updated 7:53 AM EDT, Wed October 15, 2014
Democratic candidates who run from President Obama in red states where he is unpopular are making a big mistake, says Donna Brazile
updated 12:29 AM EDT, Thu October 16, 2014
At some 7 billion people, the world can sometimes seem like a crowded place. But if the latest estimates are to be believed, then in less than a century it is going to feel even more so -- about 50% more crowded, says Evan Fraser
updated 12:53 PM EDT, Mon October 20, 2014
Paul Callan says the Ebola situation is pointing up the need for better leadership
updated 6:45 PM EDT, Wed October 15, 2014

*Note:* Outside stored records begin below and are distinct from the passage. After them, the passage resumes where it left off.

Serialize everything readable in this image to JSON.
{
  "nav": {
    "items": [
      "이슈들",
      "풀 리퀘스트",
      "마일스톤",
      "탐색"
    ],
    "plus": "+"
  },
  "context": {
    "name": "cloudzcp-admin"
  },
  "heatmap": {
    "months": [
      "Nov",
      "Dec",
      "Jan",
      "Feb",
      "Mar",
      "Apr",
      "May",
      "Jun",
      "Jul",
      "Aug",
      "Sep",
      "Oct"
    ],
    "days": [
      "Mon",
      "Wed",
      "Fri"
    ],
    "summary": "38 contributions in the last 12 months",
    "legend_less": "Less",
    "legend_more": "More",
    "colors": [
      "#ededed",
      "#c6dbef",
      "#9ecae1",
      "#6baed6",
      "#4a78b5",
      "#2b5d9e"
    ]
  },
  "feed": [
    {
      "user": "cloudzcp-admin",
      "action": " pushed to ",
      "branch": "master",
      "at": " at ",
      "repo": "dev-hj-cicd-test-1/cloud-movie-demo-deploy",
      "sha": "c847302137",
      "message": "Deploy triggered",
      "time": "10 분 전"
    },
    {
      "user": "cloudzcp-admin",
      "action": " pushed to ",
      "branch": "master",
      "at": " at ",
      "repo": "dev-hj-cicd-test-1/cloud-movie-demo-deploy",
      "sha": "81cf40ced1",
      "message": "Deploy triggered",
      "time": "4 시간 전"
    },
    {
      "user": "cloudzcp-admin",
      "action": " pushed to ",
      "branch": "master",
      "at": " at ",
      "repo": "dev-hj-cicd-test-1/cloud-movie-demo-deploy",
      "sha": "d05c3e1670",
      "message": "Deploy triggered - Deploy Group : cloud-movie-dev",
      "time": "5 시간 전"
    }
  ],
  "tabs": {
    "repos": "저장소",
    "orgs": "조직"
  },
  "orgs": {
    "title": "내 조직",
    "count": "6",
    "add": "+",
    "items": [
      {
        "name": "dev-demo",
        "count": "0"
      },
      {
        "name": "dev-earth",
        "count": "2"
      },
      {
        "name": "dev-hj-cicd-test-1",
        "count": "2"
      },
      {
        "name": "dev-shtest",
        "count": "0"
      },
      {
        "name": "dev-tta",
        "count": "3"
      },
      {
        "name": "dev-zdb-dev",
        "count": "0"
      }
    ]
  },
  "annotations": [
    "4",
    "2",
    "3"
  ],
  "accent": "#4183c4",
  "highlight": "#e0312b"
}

Nurses are the unsung heroes of the Ebola outbreak. Yet, there are troubling signs we're failing them, says John Sutter
updated 1:00 PM EDT, Wed October 15, 2014
Dean Obeidallah says it's a mistake to give up a business name you've invested energy in, just because of a new terrorist group
updated 7:01 PM EDT, Wed October 15, 2014
Fear of Ebola is contagious, writes Mel Robbins; but it's time to put the disease in perspective
updated 1:44 PM EDT, Tue October 14, 2014
Oliver Kershaw says that if Big Tobacco is given monopoly of e-cigarette products, public health will suffer.
updated 9:35 AM EDT, Sat October 18, 2014
Stop thinking your job will make you happy.
updated 10:08 PM EDT, Tue October 14, 2014
Ruben Navarrette says it's time to deal with another scandal involving the Secret Service — one that leads directly into the White House.
updated 7:25 AM EDT, Tue October 14, 2014
Americans who choose to fight for militant groups or support them are young and likely to be active in jihadist social media, says Peter Bergen
updated 9:03 AM EDT, Mon October 13, 2014
Stephanie Coontz says 11 years ago only one state allowed same sex marriage. Soon, some 60% of Americans will live where gays can marry. How did attitudes change so quickly?
updated 4:04 PM EDT, Tue October 14, 2014
Legalizing assisted suicide seems acceptable when focusing on individuals. But such laws would put many at risk of immense harm, writes Marilyn Golden.
updated 9:07 AM EDT, Mon October 13, 2014
Julian Zelizer says the issues are huge, but both parties are wrestling with problems that alienate voters
updated 6:50 PM EDT, Mon October 13, 2014
Mel Robbins says the town's school chief was right to cancel the season, but that's just the beginning of what needs to be done
updated 11:43 AM EDT, Sat October 11, 2014
He didn't discover that the world was round, David Perry writes. So what did he do?
ADVERTISEMENT
ADVERTISEMENT
ADVERTISEMENT
ADVERTISEMENT